There are several gaps in my knowledge of William Sharland. He is in the 1901 census (aged 16 with no occupation stated), living with his mother and stepfather at the Sussex Hotel in Southampton, but I have not been able to find him in the 1911 census. Presumably, he would have been at sea if he had joined the Merchant Navy.

It is not until January 1915 that he appears again in any available records, when he is gazetted as Assistant Engineer in the Royal Naval Reserve.

He is then recorded in the crew list of SS Hythe as 2nd Engineer. This gives his previous ship as the Kildonan Castle.

To fill in the gap between 1901 and 1915, is there any way to find out where he served his apprenticeship, what company/companies he worked for etc?

The Kildonan Castle was a Union Castle Line ship - are that company's archives available for research?

 

As referenced above, he was on HMS Hythe on 28 October 1915, when she was in collision with Sarnia, with a horrendous loss of lives. There are several references elsewhere to the Board of Inquiry into the collision - is the report of the Board available for inspection? 

On 24/10/2017 at 20:43, seaJane said:

"T.L.'s appreciation expressed of creditable conduct on occasion of collision between "Sarnia" and "Hythe" 7.11.15"

As Their Lordships expressed their appreciation for William's conduct, is there any record of what he actually did to merit such appreciation? (Presumably, 7.11.15 is the date of the Board of Inquiry.)

Are the ship's logs for either Hythe or his next vessel, Pebble, available in the archives? 

Presumably, if he committed suicide at sea, their must have been an inquest. 

In the King Edward VI School journal, there is a brief mention of him in the Easter 1916.edition. This refers to the sinking of the Majestic, which occurred in May 1915.  Is it possible that he was on the Majestic, before a brief sojourn on Kildonan Castle, before joining Hythe. If so, he was extremely unlucky to be involved in the sinking of two vessels within 6 months.

 

I realise that I have asked a lot of questions, and any help would be greatly appreciated.

David

 

 

 

  

Link to comment
Share on other sites

It's weird isn't it? Same happens to me sometimes.

Link to comment
Share on other sites

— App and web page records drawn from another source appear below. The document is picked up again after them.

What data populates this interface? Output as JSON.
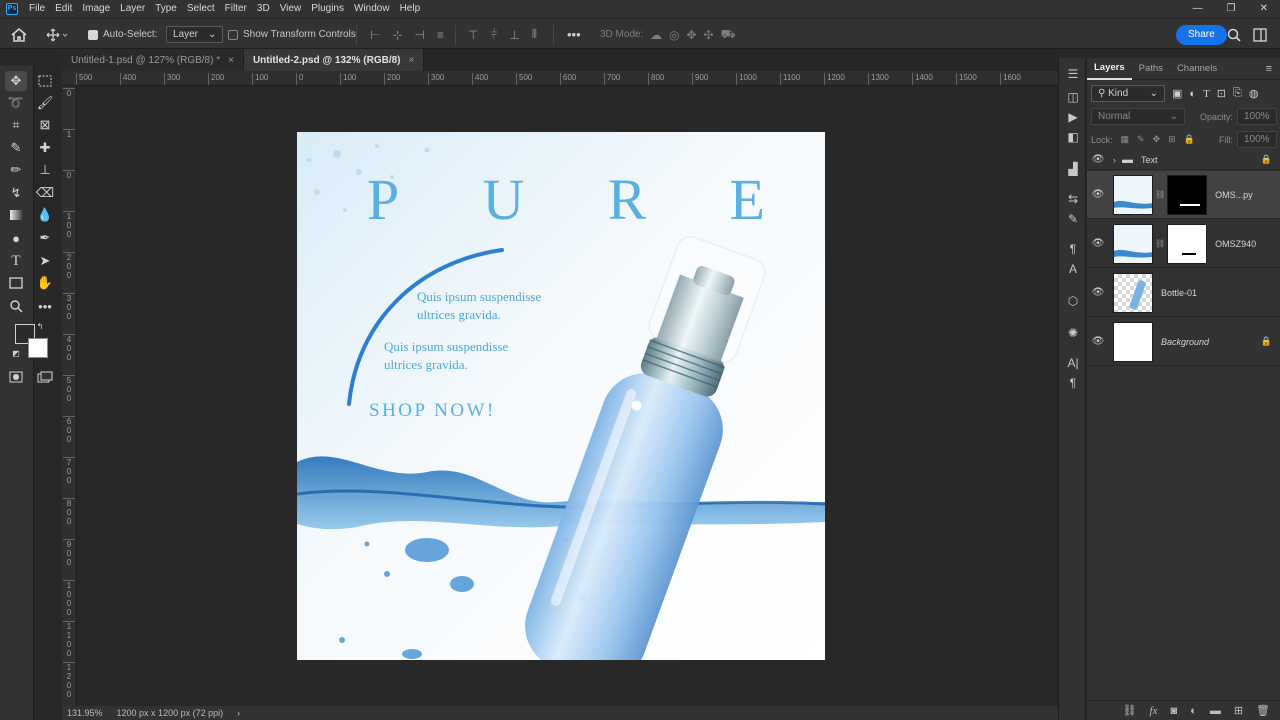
{
  "app": {
    "logo": "Ps",
    "menu": [
      "File",
      "Edit",
      "Image",
      "Layer",
      "Type",
      "Select",
      "Filter",
      "3D",
      "View",
      "Plugins",
      "Window",
      "Help"
    ],
    "window_controls": [
      "—",
      "❐",
      "✕"
    ]
  },
  "options": {
    "auto_select_label": "Auto-Select:",
    "auto_select_value": "Layer",
    "transform_label": "Show Transform Controls",
    "mode_3d_label": "3D Mode:",
    "share_label": "Share",
    "more": "•••"
  },
  "tabs": [
    {
      "label": "Untitled-1.psd @ 127% (RGB/8) *",
      "close": "×"
    },
    {
      "label": "Untitled-2.psd @ 132% (RGB/8)",
      "close": "×"
    }
  ],
  "ruler": {
    "h_ticks": [
      "500",
      "400",
      "300",
      "200",
      "100",
      "0",
      "100",
      "200",
      "300",
      "400",
      "500",
      "600",
      "700",
      "800",
      "900",
      "1000",
      "1100",
      "1200",
      "1300",
      "1400",
      "1500",
      "1600"
    ],
    "v_ticks": [
      "0",
      "1",
      "0",
      "1 0 0",
      "2 0 0",
      "3 0 0",
      "4 0 0",
      "5 0 0",
      "6 0 0",
      "7 0 0",
      "8 0 0",
      "9 0 0",
      "1 0 0 0",
      "1 1 0 0",
      "1 2 0 0"
    ]
  },
  "artwork": {
    "title_letters": [
      "P",
      "U",
      "R",
      "E"
    ],
    "line1": "Quis ipsum suspendisse",
    "line2": "ultrices gravida.",
    "line3": "Quis ipsum suspendisse",
    "line4": "ultrices gravida.",
    "cta": "SHOP NOW!",
    "accent_color": "#5ab0e0",
    "body_text_color": "#4fa7da"
  },
  "status": {
    "zoom": "131.95%",
    "doc_size": "1200 px x 1200 px (72 ppi)",
    "arrow": "›"
  },
  "layers_panel": {
    "tabs": [
      "Layers",
      "Paths",
      "Channels"
    ],
    "filter_label": "Kind",
    "blend_mode": "Normal",
    "opacity_label": "Opacity:",
    "opacity_value": "100%",
    "lock_label": "Lock:",
    "fill_label": "Fill:",
    "fill_value": "100%",
    "layers": [
      {
        "name": "Text",
        "type": "group"
      },
      {
        "name": "OMS...py",
        "type": "masked"
      },
      {
        "name": "OMSZ940",
        "type": "masked"
      },
      {
        "name": "Bottle-01",
        "type": "pixel"
      },
      {
        "name": "Background",
        "type": "background"
      }
    ]
  }
}
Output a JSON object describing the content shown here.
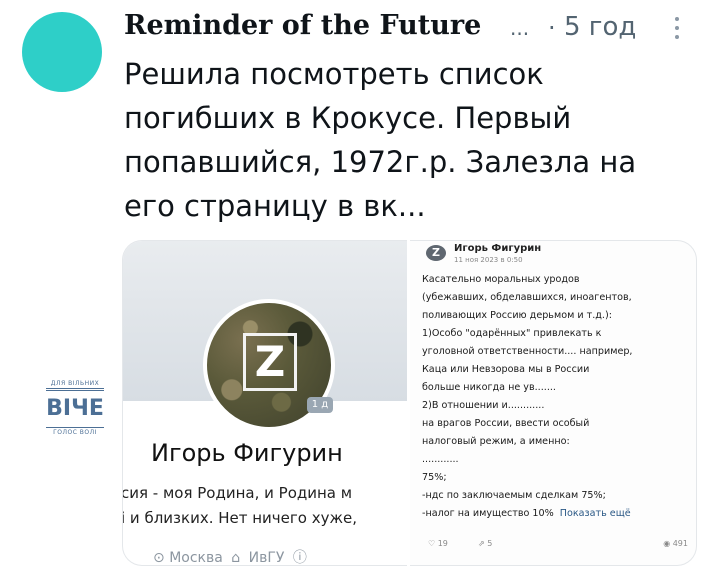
{
  "tweet": {
    "author": "Reminder of the Future",
    "ellipsis": "...",
    "dot": "·",
    "time": "5 год",
    "text_lines": [
      "Решила посмотреть список",
      "погибших в Крокусе. Первый",
      "попавшийся, 1972г.р. Залезла на",
      "его страницу в вк..."
    ],
    "avatar_color": "#2ecfc8"
  },
  "media": {
    "profile": {
      "name": "Игорь Фигурин",
      "days_badge": "1 д",
      "bio_lines": [
        "сия - моя Родина, и Родина м",
        "і и близких. Нет ничего хуже,"
      ],
      "city": "Москва",
      "university": "ИвГУ",
      "info_icon": "ⓘ"
    },
    "post": {
      "author": "Игорь Фигурин",
      "date": "11 ноя 2023 в 0:50",
      "body_lines": [
        "Касательно моральных уродов",
        "(убежавших, обделавшихся, иноагентов,",
        "поливающих Россию дерьмом и т.д.):",
        "1)Особо \"одарённых\" привлекать к",
        "уголовной ответственности.... например,",
        "Каца или Невзорова мы в России",
        "больше никогда не ув.......",
        "2)В отношении и............",
        "на врагов России, ввести особый",
        "налоговый режим, а именно:",
        "............",
        "75%;",
        "-ндс по заключаемым сделкам 75%;",
        "-налог на имущество 10%"
      ],
      "show_more": "Показать ещё",
      "likes": "19",
      "reposts": "5",
      "views": "491"
    }
  },
  "watermark": {
    "top": "ДЛЯ ВІЛЬНИХ",
    "main": "ВІЧЕ",
    "bottom": "ГОЛОС ВОЛІ"
  }
}
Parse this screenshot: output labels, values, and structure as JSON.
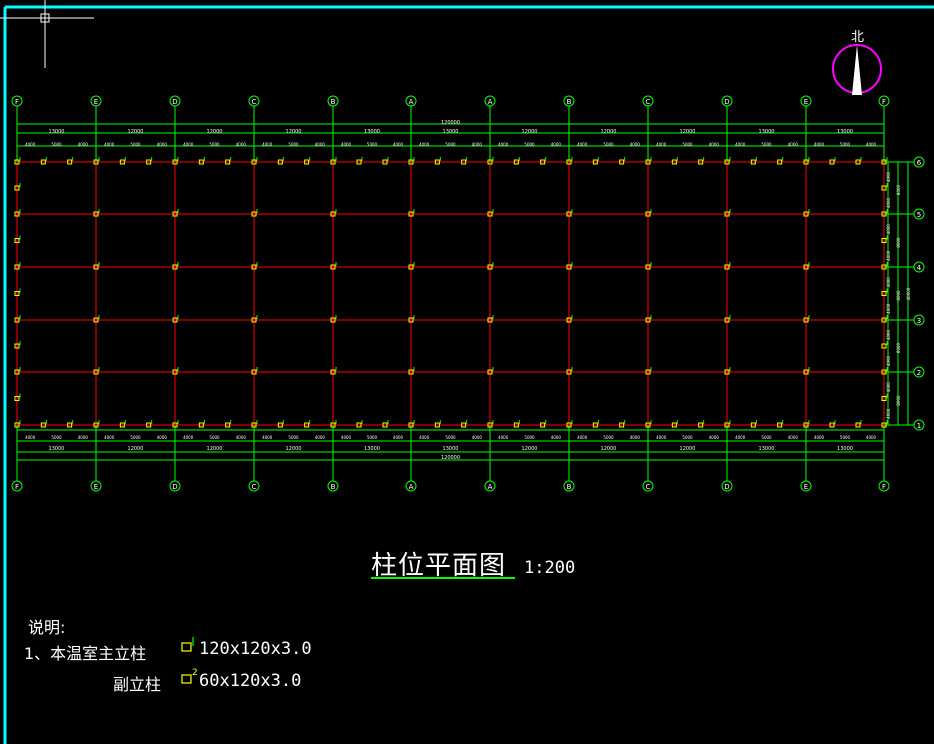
{
  "plan": {
    "axis_labels_top": [
      "F",
      "E",
      "D",
      "C",
      "B",
      "A",
      "A",
      "B",
      "C",
      "D",
      "E",
      "F"
    ],
    "axis_labels_bottom": [
      "F",
      "E",
      "D",
      "C",
      "B",
      "A",
      "A",
      "B",
      "C",
      "D",
      "E",
      "F"
    ],
    "row_labels": [
      "6",
      "5",
      "4",
      "3",
      "2",
      "1"
    ],
    "span_dims_top": [
      "13000",
      "12000",
      "12000",
      "12000",
      "13000",
      "13000",
      "12000",
      "12000",
      "12000",
      "13000",
      "13000"
    ],
    "total_dim": "120000",
    "span_dims_bottom": [
      "13000",
      "12000",
      "12000",
      "12000",
      "13000",
      "13000",
      "12000",
      "12000",
      "12000",
      "13000",
      "13000"
    ],
    "bay_dims_right": [
      "8000",
      "8000",
      "8000",
      "8000",
      "8000"
    ],
    "sub_dims_right": [
      "4000",
      "4000",
      "4000",
      "4000",
      "4000",
      "4000",
      "4000",
      "4000",
      "4000",
      "4000"
    ],
    "total_dim_right": "40000",
    "sub_dim_pattern": [
      "4000",
      "5000",
      "4000"
    ]
  },
  "north": {
    "label": "北"
  },
  "title": {
    "text": "柱位平面图",
    "scale": "1:200"
  },
  "notes": {
    "heading": "说明:",
    "item1_prefix": "1、本温室主立柱",
    "item1_spec": "120x120x3.0",
    "item2_prefix": "副立柱",
    "item2_spec": "60x120x3.0"
  },
  "colors": {
    "frame": "#00ffff",
    "grid": "#ff0000",
    "dims": "#00ff00",
    "column": "#ffff00",
    "north_circle": "#ff00ff",
    "text": "#ffffff"
  }
}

I've just come across the Crew List Index Project which describes itself as "a not-for-profit volunteer project, set up to assist research into the records of British merchant seafarers of the late 19th and early 20th century." It looks like it will cut out a lot of legwork locating details of mariners' careers.

 

David

Link to comment
Share on other sites

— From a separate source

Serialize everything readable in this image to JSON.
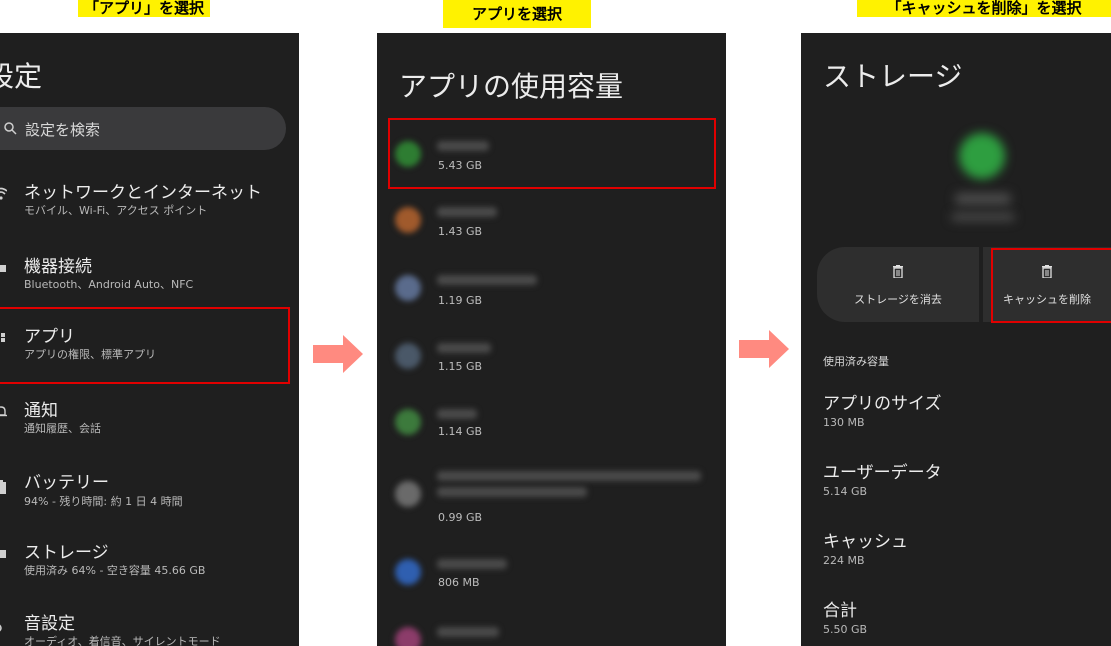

Create an account or sign in to comment

You need to be a member in order to leave a comment

Create an account

Sign up for a new account in our community. It's easy!

Register a new account

Sign in

Already have an account? Sign in here.

Sign In Now
 Share

×
×
  • Create New...